To learn more about 50th commemoration events, click here.
Left: JEANNE MOUTOUSSAMY-ASHE | American, b. 1951 | Maya Angelou, 1993 | Silver print with hand coloring | Muscarelle Museum of Art | Acquired with funds from the Board of Visitors Muscarelle Museum of Art Endowment | © Jeanne Moutoussamy-Ashe | 2015.027
Right: JOHN WILSON | American, 1922 – 2015 | Martin Luther King, Jr., 2002 | Etching on chine collé | Muscarelle Museum of Art | Acquired with funds from the Board of Visitors Muscarelle Museum of Art Endowment | © Estate of the artist | 2015.011
The Bones of the Earth: Scholars’ Rocks and the Natural World in Chinese Culture, Selections from the Robert Turvene Collection
April 21 – August 13, 2017
In Chinese philosophy and ancient legend, Scholars’ rocks were viewed as “the bones of the earth”. Since the Song dynasty (960–1279), these natural sculptures have been regarded as artifacts of the sacred relationship between man and nature and described in folklore as otherworldly. Collectors of these stones use them for contemplation and inspiration. The selections on view at the Muscarelle Museum of Art are part of larger group and promised gift from the Collection of Robert Turvene (W&M ’53) and are comprised of every revered type including Lingbi, Ying, Taihu, Mohu, Nine Dragon, Kun, Meng and Three Gorges.
Curated by Lowry Palmer (W&M ’17) and Elizabeth Dowker (W&M ’20).
Press release is available here.
February 11 – August 13, 2017
The Art and Science of Connoisseurship explores the creative narrative behind six paintings attributed to Agnolo Bronzino, Annibale Carracci, Guido Reni, Peter Paul Rubens, Peter Lely, and Paul Cézanne. This exhibition presents a series of visual examinations and scientific analyses that address the questions of who, what, where, when, and why surrounding these recently-acquired paintings. From observations of stylistic progression and considerations of an artist’s chronology, to the identification of retouched surfaces and studies of paint samples, each of the Muscarelle’s new works presents distinctive issues in connoisseurship.

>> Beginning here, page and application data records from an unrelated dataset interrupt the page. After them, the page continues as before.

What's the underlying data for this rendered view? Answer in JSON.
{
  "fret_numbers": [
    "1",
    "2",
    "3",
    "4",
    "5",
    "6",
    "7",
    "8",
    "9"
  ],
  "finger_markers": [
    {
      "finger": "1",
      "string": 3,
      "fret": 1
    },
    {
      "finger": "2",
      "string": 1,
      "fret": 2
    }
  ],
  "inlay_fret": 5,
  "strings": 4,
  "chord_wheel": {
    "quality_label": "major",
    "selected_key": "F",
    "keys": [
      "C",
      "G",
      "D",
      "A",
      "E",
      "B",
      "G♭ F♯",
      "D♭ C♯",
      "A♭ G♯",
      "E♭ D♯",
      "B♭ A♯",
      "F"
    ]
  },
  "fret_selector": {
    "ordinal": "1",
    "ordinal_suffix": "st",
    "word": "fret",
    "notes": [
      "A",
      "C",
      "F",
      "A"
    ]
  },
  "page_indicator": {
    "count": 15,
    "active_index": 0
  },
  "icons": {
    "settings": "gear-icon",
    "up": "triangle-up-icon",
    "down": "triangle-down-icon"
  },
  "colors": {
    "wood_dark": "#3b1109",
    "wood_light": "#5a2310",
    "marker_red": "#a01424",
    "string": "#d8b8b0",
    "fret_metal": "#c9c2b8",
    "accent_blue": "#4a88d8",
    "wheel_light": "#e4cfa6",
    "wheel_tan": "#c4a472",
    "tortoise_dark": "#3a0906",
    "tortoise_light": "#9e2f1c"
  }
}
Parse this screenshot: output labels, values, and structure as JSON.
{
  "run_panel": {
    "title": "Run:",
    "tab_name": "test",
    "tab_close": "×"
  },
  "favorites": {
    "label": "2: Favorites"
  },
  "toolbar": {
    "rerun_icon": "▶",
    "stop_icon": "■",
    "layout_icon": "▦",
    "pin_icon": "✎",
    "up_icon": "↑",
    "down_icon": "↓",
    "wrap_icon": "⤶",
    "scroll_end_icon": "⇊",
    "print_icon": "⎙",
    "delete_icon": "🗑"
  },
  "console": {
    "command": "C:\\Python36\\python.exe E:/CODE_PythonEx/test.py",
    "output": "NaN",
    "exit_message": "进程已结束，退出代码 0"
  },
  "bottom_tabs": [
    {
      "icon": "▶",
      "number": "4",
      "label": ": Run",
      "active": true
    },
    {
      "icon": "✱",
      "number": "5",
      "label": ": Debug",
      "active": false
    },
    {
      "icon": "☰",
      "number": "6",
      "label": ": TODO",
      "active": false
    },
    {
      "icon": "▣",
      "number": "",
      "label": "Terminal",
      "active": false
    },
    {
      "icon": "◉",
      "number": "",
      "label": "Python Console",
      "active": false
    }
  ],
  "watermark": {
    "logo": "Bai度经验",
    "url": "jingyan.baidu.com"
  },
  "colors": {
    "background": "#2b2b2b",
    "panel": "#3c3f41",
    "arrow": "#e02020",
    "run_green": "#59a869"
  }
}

May 6 – August 13, 2017
This exhibition represents a celebration and first public showing of an outstanding collection of Chinese art recently donated to the Muscarelle Museum of Art. The generous gift comprised of twenty-one superb works, covers an arc of almost two thousand years of the world’s greatest tradition of pottery-making, dating from circa 475-221 BC in clay and 400-201 BC in bronze spanning through 1279-1368 AD. In the course of this journey, the exhibition and the visitor will encounter enchanting examples from two golden ages of Chinese art, the Han Dynasty (206 BC – 220 AD) and culminating in the Tang Dynasty (618 – 906 AD).
Curated by Dr. John T. Spike with assistance from Phoebe Warren (W&M ’17) and Abigail Bradford (W&M ’17).
Favorable review published in the Wall Street Journal highlighting the first-ever international loan exhibition of Botticelli’s works in the U.S. (curated and organized by the Muscarelle Museum of Art).